EXERCISE
Among the records below, which lines contain the string "icon"? Report them.

Items from a dataset:
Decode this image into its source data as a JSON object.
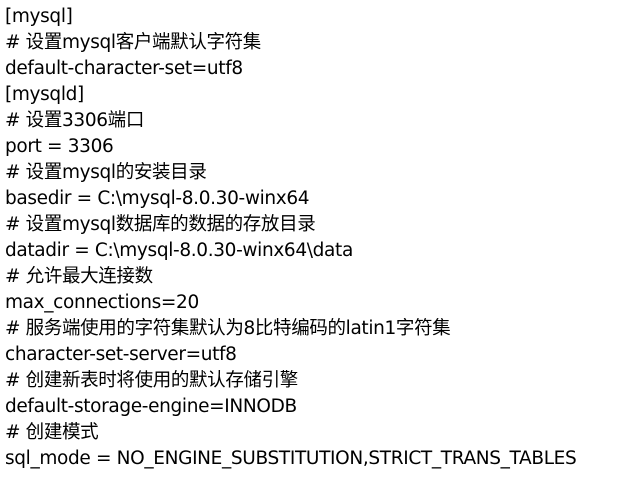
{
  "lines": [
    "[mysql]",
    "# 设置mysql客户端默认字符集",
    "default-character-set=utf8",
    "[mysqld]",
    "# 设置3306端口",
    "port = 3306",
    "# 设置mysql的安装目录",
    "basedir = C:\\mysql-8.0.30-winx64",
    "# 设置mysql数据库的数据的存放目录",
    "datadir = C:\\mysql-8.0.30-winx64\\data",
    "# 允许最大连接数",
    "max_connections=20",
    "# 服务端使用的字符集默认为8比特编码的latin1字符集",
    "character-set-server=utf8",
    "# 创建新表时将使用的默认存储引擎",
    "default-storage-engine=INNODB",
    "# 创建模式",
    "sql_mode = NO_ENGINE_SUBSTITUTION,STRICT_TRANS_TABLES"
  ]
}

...

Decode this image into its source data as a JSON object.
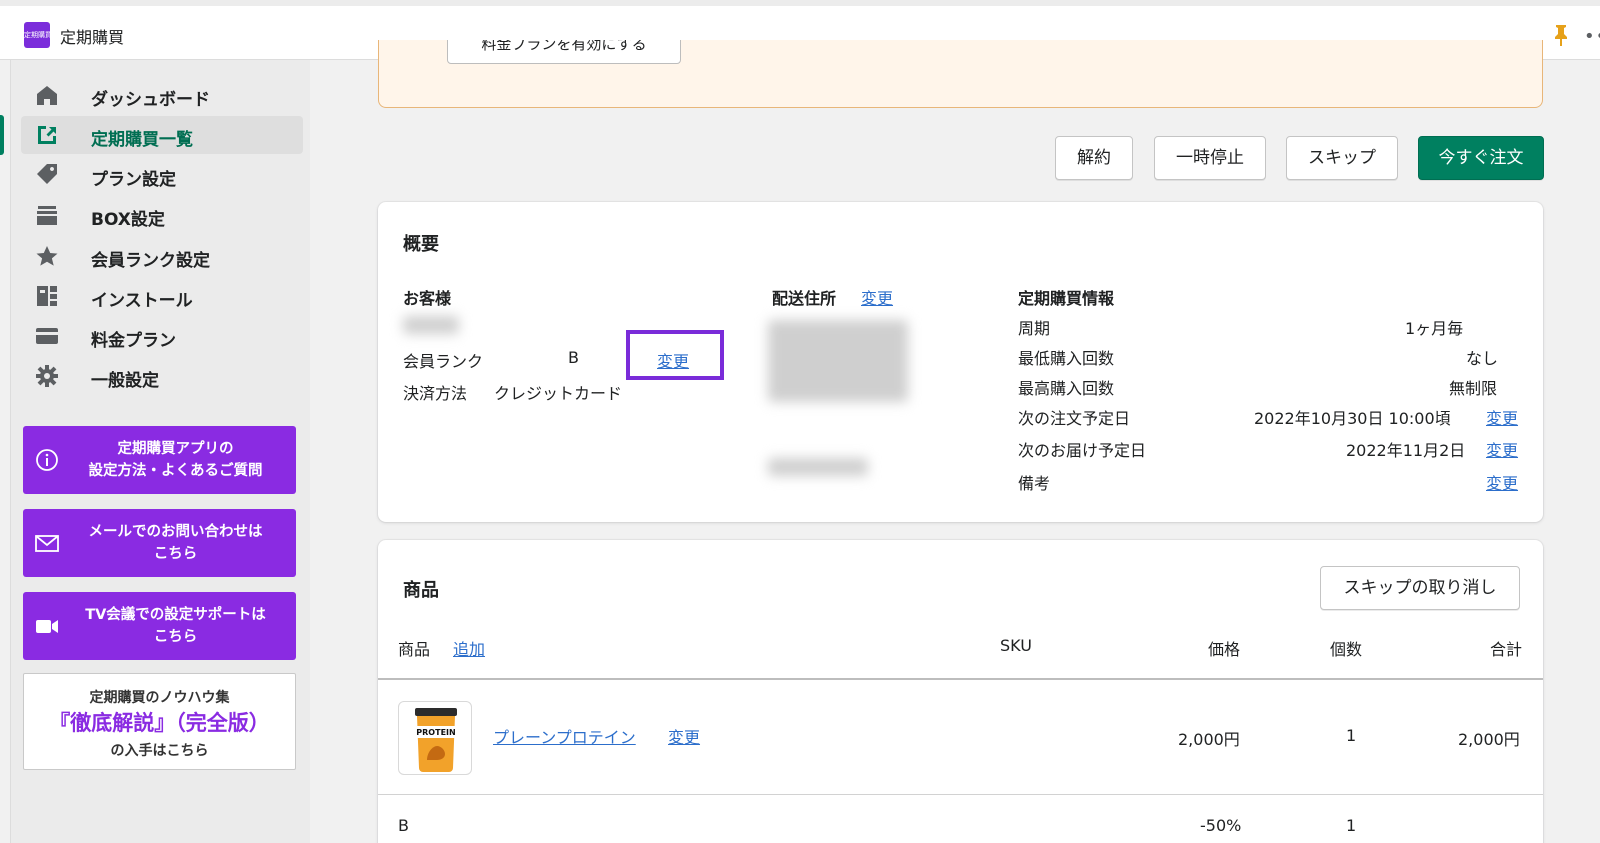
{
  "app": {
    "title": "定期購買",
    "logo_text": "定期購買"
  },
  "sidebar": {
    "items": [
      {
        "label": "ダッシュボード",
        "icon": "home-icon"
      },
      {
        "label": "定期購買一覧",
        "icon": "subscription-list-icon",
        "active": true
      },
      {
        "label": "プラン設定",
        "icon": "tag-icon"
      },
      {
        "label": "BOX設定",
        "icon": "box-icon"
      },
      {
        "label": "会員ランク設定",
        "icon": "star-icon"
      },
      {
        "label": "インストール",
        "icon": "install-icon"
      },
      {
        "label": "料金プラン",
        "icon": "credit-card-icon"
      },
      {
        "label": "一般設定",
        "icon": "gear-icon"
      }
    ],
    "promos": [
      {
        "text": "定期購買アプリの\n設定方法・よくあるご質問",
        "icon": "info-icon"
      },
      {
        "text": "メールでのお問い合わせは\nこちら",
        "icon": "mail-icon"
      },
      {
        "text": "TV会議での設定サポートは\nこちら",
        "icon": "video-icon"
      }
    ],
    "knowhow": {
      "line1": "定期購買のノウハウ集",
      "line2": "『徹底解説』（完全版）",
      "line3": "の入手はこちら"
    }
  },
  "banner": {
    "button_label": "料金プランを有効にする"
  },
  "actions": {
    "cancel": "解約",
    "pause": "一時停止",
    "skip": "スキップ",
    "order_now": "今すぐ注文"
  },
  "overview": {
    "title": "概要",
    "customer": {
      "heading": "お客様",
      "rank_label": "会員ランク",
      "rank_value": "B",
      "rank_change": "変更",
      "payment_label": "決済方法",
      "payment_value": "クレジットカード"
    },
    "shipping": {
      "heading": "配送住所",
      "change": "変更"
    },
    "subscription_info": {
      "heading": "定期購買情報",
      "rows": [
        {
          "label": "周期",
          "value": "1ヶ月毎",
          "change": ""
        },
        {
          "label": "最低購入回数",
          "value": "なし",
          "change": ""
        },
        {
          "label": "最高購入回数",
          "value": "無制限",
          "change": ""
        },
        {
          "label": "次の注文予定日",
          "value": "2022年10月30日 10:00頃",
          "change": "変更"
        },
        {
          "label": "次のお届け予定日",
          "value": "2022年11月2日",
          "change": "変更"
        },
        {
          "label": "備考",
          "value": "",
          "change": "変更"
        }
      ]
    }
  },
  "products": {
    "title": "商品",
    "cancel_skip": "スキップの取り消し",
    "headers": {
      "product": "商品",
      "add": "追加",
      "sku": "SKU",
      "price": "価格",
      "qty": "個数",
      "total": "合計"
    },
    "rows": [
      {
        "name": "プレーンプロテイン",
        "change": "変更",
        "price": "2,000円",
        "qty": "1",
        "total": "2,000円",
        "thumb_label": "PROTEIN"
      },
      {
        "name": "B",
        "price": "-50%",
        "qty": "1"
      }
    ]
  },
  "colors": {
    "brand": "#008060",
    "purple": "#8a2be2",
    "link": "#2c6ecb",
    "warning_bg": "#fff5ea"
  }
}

RESULT OF THE TASK
        "icon": "home-icon"
        "icon": "subscription-list-icon",
        "icon": "tag-icon"
        "icon": "box-icon"
        "icon": "star-icon"
        "icon": "install-icon"
        "icon": "credit-card-icon"
        "icon": "gear-icon"
        "icon": "info-icon"
        "icon": "mail-icon"
        "icon": "video-icon"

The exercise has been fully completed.